* **Task to carry out**
Could you find each line of the data below that contains the word "JSON" and copy those lines?

* **Entries shown**

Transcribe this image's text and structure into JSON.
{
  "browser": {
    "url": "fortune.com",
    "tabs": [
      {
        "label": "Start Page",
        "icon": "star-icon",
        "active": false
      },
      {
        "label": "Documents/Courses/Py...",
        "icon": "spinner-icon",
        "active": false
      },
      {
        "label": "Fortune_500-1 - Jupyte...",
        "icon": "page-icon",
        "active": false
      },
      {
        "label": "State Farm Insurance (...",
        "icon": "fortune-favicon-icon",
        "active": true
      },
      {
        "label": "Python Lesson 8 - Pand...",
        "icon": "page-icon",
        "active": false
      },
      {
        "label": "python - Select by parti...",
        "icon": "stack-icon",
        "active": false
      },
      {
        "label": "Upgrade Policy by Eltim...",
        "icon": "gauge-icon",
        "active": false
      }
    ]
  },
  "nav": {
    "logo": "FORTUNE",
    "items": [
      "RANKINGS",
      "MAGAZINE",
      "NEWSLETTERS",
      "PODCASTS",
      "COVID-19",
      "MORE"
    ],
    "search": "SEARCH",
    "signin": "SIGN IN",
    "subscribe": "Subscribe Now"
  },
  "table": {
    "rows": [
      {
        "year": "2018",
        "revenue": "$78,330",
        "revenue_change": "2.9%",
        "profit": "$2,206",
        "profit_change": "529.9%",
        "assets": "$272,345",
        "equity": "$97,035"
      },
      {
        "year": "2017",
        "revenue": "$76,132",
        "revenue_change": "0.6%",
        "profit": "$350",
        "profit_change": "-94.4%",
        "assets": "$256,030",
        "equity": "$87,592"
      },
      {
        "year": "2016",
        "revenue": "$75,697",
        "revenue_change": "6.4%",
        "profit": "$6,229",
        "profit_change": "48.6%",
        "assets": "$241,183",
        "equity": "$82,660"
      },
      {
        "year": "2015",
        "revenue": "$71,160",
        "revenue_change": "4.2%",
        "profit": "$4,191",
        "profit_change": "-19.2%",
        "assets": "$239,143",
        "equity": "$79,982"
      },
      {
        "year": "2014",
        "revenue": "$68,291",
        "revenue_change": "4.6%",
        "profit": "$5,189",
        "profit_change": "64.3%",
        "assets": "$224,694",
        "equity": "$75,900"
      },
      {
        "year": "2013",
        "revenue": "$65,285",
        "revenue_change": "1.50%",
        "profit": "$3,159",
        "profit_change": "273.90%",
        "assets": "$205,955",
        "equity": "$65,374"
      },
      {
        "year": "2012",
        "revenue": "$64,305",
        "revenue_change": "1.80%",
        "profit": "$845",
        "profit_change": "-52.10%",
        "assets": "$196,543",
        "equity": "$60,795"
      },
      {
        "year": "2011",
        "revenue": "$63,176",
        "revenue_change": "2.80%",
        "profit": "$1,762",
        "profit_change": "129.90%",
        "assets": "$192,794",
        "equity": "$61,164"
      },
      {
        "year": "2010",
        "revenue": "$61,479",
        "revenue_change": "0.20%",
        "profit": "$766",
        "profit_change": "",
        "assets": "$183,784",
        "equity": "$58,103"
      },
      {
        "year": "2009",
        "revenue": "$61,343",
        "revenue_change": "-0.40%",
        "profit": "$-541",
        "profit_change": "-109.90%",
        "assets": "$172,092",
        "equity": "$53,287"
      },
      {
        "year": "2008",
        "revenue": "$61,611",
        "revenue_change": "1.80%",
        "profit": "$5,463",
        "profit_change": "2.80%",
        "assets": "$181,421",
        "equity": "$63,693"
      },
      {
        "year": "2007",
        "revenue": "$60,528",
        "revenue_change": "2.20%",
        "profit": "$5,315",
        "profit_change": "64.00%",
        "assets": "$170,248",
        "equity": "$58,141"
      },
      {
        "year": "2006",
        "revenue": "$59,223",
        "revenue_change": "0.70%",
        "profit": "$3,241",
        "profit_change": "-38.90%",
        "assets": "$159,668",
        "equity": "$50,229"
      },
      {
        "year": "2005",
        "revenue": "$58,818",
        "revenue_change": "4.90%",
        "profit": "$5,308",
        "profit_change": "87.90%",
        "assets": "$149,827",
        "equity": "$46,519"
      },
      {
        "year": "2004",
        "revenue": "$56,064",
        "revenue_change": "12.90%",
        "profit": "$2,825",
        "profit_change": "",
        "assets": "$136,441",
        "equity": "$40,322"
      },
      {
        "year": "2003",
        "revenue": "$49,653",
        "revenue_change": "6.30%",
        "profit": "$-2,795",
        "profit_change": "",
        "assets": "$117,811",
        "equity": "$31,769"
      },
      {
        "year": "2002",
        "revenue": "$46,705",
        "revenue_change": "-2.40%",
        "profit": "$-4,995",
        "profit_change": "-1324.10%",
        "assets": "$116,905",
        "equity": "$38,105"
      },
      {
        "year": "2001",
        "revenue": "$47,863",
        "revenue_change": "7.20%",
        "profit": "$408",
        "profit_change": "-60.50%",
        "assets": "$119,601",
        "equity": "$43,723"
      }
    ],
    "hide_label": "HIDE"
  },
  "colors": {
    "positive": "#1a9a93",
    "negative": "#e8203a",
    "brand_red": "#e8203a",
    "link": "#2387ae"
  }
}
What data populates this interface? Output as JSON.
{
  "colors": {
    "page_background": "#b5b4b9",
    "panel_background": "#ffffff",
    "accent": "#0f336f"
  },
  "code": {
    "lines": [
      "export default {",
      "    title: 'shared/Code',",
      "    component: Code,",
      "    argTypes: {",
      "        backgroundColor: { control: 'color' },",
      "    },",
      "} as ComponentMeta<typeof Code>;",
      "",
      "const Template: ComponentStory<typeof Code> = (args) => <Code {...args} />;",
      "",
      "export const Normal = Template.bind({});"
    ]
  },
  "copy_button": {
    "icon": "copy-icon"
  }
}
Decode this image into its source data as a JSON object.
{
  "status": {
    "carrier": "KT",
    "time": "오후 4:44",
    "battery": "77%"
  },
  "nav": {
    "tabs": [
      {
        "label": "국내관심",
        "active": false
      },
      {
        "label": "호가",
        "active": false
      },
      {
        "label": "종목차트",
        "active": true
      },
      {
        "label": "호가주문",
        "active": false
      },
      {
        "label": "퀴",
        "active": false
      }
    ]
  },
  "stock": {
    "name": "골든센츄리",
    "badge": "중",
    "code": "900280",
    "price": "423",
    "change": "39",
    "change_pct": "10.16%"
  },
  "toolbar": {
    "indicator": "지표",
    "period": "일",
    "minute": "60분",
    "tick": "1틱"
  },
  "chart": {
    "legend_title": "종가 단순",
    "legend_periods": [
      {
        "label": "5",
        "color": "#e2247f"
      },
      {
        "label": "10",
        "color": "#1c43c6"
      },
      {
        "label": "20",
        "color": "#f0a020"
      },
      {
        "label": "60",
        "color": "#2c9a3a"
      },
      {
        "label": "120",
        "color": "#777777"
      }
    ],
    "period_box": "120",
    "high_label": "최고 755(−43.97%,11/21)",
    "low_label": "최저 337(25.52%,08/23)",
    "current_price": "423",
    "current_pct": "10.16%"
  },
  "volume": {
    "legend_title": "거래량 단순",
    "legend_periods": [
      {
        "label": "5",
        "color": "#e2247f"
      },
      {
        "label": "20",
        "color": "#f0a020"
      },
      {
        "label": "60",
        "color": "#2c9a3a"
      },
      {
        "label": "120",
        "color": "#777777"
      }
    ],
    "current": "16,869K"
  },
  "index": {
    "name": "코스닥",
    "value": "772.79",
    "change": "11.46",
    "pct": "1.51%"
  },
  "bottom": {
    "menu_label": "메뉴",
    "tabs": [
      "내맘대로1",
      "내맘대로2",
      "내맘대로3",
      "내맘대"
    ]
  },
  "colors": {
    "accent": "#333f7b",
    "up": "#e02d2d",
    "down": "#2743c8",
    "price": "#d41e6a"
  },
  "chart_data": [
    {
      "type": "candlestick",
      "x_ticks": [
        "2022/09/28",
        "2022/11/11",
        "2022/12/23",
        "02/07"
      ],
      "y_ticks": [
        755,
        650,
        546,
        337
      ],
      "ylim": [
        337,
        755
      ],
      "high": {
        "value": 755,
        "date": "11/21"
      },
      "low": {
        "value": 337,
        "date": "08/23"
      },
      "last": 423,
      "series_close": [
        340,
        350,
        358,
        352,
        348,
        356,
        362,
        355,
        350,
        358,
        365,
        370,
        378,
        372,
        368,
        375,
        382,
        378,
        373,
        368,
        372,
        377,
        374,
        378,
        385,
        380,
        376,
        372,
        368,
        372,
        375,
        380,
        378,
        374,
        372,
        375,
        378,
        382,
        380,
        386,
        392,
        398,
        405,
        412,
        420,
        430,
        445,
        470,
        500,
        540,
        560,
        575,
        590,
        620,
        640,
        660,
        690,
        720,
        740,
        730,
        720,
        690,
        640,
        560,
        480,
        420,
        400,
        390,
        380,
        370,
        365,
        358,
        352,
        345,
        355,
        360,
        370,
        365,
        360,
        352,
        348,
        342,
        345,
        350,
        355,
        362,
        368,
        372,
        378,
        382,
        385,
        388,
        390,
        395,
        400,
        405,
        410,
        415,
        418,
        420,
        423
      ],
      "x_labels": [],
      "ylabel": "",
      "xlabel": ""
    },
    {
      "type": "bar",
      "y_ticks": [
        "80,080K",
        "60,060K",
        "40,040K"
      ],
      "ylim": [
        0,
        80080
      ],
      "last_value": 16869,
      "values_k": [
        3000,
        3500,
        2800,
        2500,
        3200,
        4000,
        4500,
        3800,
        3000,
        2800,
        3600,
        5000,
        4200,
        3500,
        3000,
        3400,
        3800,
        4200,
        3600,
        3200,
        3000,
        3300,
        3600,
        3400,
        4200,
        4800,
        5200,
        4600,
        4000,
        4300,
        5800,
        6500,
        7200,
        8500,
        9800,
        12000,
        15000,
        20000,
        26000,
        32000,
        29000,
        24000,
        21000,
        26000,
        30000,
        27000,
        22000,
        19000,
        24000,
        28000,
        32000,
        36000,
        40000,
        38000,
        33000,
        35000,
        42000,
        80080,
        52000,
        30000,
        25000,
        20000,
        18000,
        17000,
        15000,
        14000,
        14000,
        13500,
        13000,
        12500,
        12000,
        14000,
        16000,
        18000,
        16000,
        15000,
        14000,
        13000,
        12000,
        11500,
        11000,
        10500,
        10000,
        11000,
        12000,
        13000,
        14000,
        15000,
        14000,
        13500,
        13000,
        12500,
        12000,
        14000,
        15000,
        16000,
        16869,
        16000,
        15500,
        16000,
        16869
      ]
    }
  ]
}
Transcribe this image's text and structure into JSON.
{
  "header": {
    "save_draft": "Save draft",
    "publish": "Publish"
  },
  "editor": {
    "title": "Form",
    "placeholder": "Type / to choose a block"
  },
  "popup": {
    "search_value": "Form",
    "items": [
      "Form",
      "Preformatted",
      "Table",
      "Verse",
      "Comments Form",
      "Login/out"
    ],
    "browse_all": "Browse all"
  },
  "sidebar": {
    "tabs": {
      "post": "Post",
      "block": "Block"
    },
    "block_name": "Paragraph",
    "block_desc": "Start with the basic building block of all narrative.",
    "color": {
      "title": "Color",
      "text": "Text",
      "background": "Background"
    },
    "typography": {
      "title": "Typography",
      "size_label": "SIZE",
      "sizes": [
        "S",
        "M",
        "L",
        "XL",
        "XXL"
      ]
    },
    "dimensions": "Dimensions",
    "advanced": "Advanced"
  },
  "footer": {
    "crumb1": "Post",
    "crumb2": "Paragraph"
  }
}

* **Result below**
Transcribe this image's text and structure into JSON.
What data populates this interface? Output as JSON.
Decode this image into its source data as a JSON object.
Transcribe this image's text and structure into JSON.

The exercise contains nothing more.